Expect to see various charges incurred in the processing of your loan which might include notary, courier, and county recording fees.
These vary widely, so be sure you know in advance if your lender will charge a penalty if you refinance or sell, and the certain period during which the penalties apply.
The pre-qualification process can be completed fairly quickly, based on less information than is required for getting pre-approved. While it is fast and it does help, a pre-qualification letter is an opinion from a lender of the maximum amount of real estate you can qualify for. In a competitive seller’s market, an offer from a buyer with a pre-qualification letter could lose out to a person who is pre-approved.
There are several benefits to going the extra mile and getting a pre-approval letter. First of all, you will know exactly how much real estate you can afford. When you find a property you want to buy, your offer will be in a better positioned than someone less prepared. Finally, being pre-approved is more efficient; it reduces the amount of time it will take your lender to fund your loan. Be prepared to provide comprehensive documentation, which the lender may independently verify, including but not limited to:
The mortgage broker is the person or company who is your main contact throughout your loan. They are often able to work with a number of lenders, who actually provide the funds for the loan. Typically, the lender pays the mortgage broker a fee for acting as the intermediary and providing all the customer service.
There are standard forms to be completed when applying for a loan. Some mortgage brokers keep these on their website so you can fill out and submit the forms online. The information will be verified and used to qualify you for your loan, so take the time to answer questions accurately.
The mortgage broker will need copies of the documents you began gathering in the first phase of the loan process, including:
The lender will have an analyst, usually called an "underwriter", crunch your numbers and verify your documentation to confirm your ability to repay the loan. Once you are in contract on a property, there may also be a loan approval committee that will meet to review the underwriters’ conclusions regarding your creditworthiness and to evaluate the property on which they are lending. This is called the underwriting process, and questions are bound to arise. Be sure to return your mortgage broker’s calls promptly to keep the process moving forward smoothly.

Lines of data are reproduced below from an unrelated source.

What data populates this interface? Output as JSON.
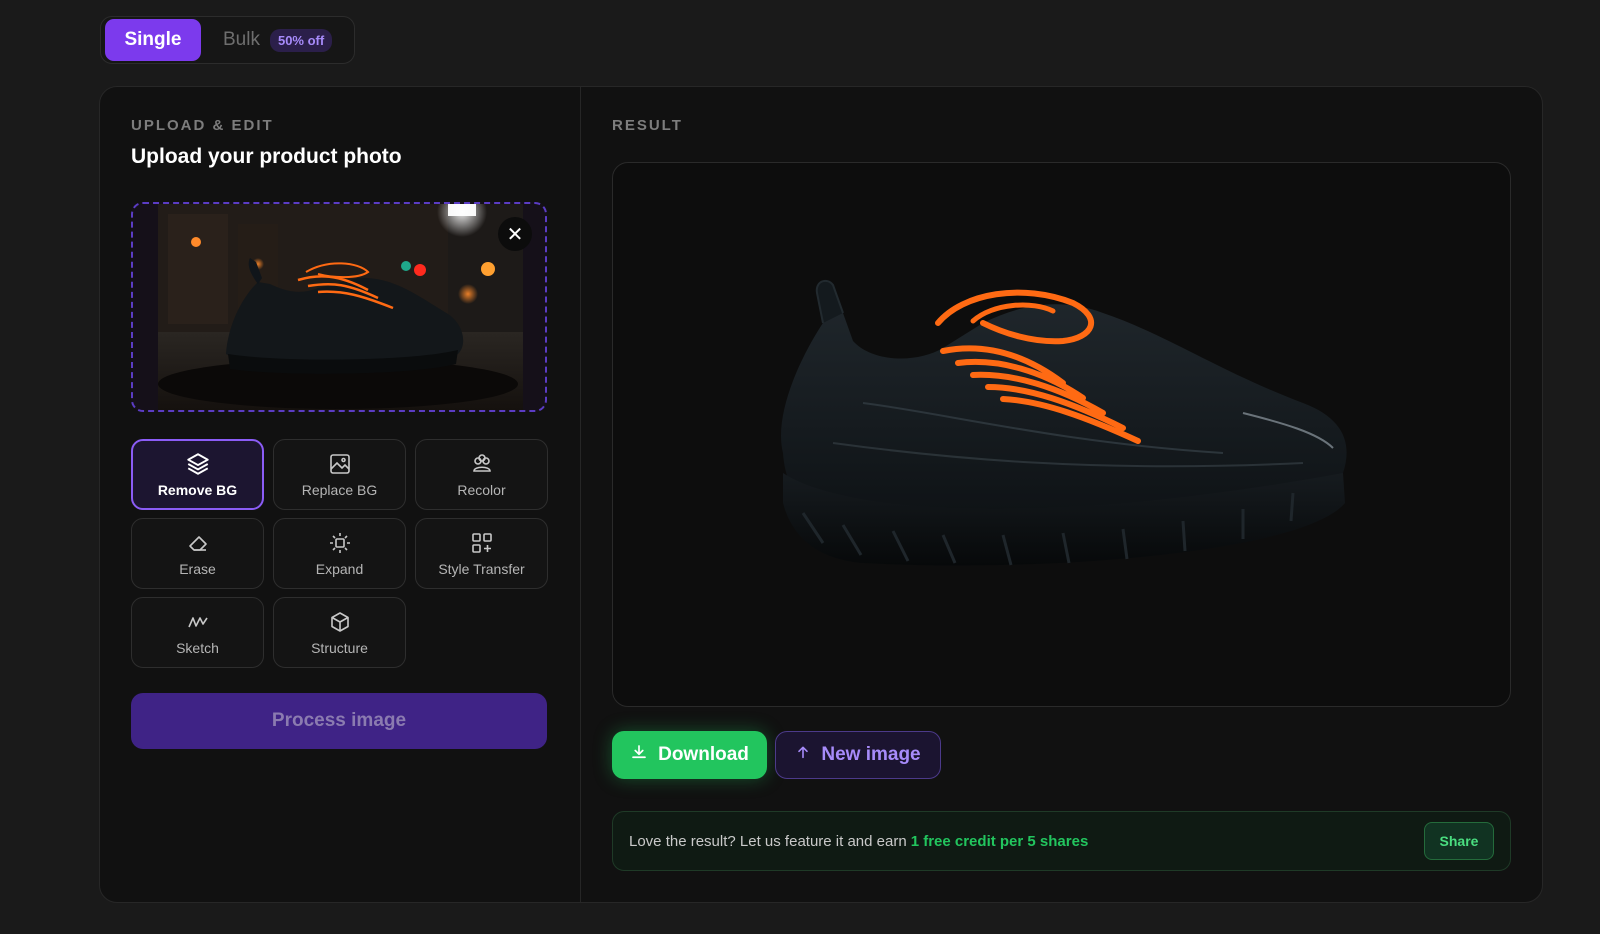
{
  "mode_switch": {
    "single_label": "Single",
    "bulk_label": "Bulk",
    "bulk_badge": "50% off"
  },
  "upload": {
    "kicker": "UPLOAD & EDIT",
    "title": "Upload your product photo",
    "photo_subject": "black sneaker with orange laces on a night street",
    "remove_icon": "close-icon"
  },
  "tools": [
    {
      "label": "Remove BG",
      "icon": "layers-icon",
      "active": true
    },
    {
      "label": "Replace BG",
      "icon": "image-icon",
      "active": false
    },
    {
      "label": "Recolor",
      "icon": "palette-icon",
      "active": false
    },
    {
      "label": "Erase",
      "icon": "eraser-icon",
      "active": false
    },
    {
      "label": "Expand",
      "icon": "expand-icon",
      "active": false
    },
    {
      "label": "Style Transfer",
      "icon": "grid-plus-icon",
      "active": false
    },
    {
      "label": "Sketch",
      "icon": "sketch-icon",
      "active": false
    },
    {
      "label": "Structure",
      "icon": "cube-icon",
      "active": false
    }
  ],
  "process_label": "Process image",
  "result": {
    "kicker": "RESULT",
    "photo_subject": "black sneaker with orange laces, background removed",
    "download_label": "Download",
    "new_image_label": "New image"
  },
  "share": {
    "text": "Love the result? Let us feature it and earn",
    "highlight": "1 free credit per 5 shares",
    "button_label": "Share"
  },
  "colors": {
    "accent": "#7c3aed",
    "success": "#22c55e",
    "background": "#1a1a1a",
    "panel": "#111111"
  }
}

Check-in with your broker periodically.
When the lender is ready to “close” your loan, or “fund” it, your real estate agent and your mortgage broker will have you sign the final loan documents. Signing will typically take place in front of a notary or an escrow officer. Ask your mortgage broker if there is anything you need to do to prepare for this, such as bringing a photo ID or perhaps a cashiers’ check if you are purchasing real estate. Allow yourself enough time to review the documents for accuracy.
If funds are being wired: “Wiring instructions” direct the electronic transfer of money between financial companies. If possible, arrange to have the wiring instructions in place ahead of time and checked for accuracy by both the sender and recipient of the wire. It is critical that these instructions be exact, and even so, delays are all too common.
Your mortgage broker will probably call you to confirm that the money has been transferred and the loan has closed. Always follow up with a phone call to confirm that your loan funds went where they were supposed to go. It is a good idea to keep records of this critical phase of the transaction once completed.
Helping home buyers find just the right home and helping home sellers find just the right buyers for their homes. We help people in the Pleasanton, Dublin, Livermore, San Ramon and Danville area with property of all kinds.